When you think of bunnies, what first comes to mind? Most of us think of cute, cuddly creatures that you just want to hug and love.
Unfortunately for us humans, rabbits aren't particularly cuddly. They generally don't like being held, though this depends on the personality of your particular rabbit. But why don't they want our love and attention?
Think about a rabbit in the wild. Rabbits are prey animals rather than predators unlike indoor pets and are hunted by creatures like wolves and hawks. The predators catch the rabbit by picking them up! So, when you reach down to pick up your rabbit and lift it up in the air, the first thing that comes to its mind is, "Oh no! I'm gonna be somebody's dinner!"
Since we don't want to frighten our bunny pals like that, it's best that you let it come to you if it wants loving and attention. Your rabbit will lay down next to you, jump up on the couch next to you, or nudge your leg when it wants affection. This is how a rabbit is comfortable showing that it likes and trusts you.
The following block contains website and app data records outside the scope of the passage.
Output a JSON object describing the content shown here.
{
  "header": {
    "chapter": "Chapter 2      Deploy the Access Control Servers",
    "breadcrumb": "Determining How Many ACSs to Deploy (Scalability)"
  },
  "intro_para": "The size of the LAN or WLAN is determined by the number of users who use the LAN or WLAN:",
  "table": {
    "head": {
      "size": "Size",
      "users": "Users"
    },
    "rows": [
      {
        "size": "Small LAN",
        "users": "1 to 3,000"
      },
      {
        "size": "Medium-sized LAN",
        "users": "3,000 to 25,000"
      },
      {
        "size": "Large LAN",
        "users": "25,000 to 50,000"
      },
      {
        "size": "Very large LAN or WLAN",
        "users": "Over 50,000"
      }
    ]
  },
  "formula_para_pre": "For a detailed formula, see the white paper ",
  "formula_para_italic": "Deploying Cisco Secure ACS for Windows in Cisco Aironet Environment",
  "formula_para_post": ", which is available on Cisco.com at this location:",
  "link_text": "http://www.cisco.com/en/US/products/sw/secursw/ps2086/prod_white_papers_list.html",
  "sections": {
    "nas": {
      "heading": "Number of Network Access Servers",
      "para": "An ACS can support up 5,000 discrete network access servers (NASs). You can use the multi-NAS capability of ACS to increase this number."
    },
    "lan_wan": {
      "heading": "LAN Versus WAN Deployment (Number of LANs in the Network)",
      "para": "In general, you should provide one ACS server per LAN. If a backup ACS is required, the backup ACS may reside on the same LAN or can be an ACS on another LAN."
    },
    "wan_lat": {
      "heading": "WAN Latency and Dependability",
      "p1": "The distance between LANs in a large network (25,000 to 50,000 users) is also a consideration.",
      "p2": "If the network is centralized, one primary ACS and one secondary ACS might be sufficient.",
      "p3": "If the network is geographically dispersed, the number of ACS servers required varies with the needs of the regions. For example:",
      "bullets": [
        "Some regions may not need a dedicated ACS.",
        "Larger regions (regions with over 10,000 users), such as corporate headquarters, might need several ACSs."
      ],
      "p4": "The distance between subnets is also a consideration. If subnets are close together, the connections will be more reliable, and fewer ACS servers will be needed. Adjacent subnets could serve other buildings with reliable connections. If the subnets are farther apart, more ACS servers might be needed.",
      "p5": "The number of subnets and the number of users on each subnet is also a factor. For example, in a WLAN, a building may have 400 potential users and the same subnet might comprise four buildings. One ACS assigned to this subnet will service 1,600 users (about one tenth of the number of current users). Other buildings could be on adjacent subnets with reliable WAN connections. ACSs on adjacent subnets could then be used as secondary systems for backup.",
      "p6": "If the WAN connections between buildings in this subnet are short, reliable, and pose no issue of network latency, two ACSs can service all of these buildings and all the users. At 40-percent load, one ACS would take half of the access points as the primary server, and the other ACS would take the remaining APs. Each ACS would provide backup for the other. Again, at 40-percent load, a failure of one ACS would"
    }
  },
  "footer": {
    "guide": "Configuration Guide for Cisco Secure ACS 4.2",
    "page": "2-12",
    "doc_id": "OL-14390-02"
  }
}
Another behavior whose understanding is vital is the affinity for chewing. Like their rodent cousins, rabbits have incisors that are constantly growing. If they don't chew and wear down these teeth, they will overgrow and the rabbit will starve to death.
If you don't supply items for your rabbit to chew on, it will chew on whatever is available to it. If that means chewing on your desk, your chair, or your sofa, then it will.
The best way to keep it from chewing furniture and other household items is to supply wooden or cardboard chew toys for it to play with. This is not only very entertaining for your rabbit, but it's essential to its health.
One of the most adorable bunny behavior is the binky. Binkies are little hops your rabbit will do when it's feeling happy or playful. Not only is it beyond cute to behold, but it shows that your rabbit is happy and comfortable. The more binkies, the better!
Rabbits each have their own personalities, and in turn, their own unique behavior as well. As you get to know your pet rabbit, you'll be able to tell when they're happy, unhappy, angry, sleepy, and a number of other emotional states.
Rabbits are more subtle in showing these things than dogs, but that doesn't mean that it's impossible for them to feel. They are very expressive creatures who will give you lots of love and affection if you are patient and willing to learn to appreciate the bunny's perspective.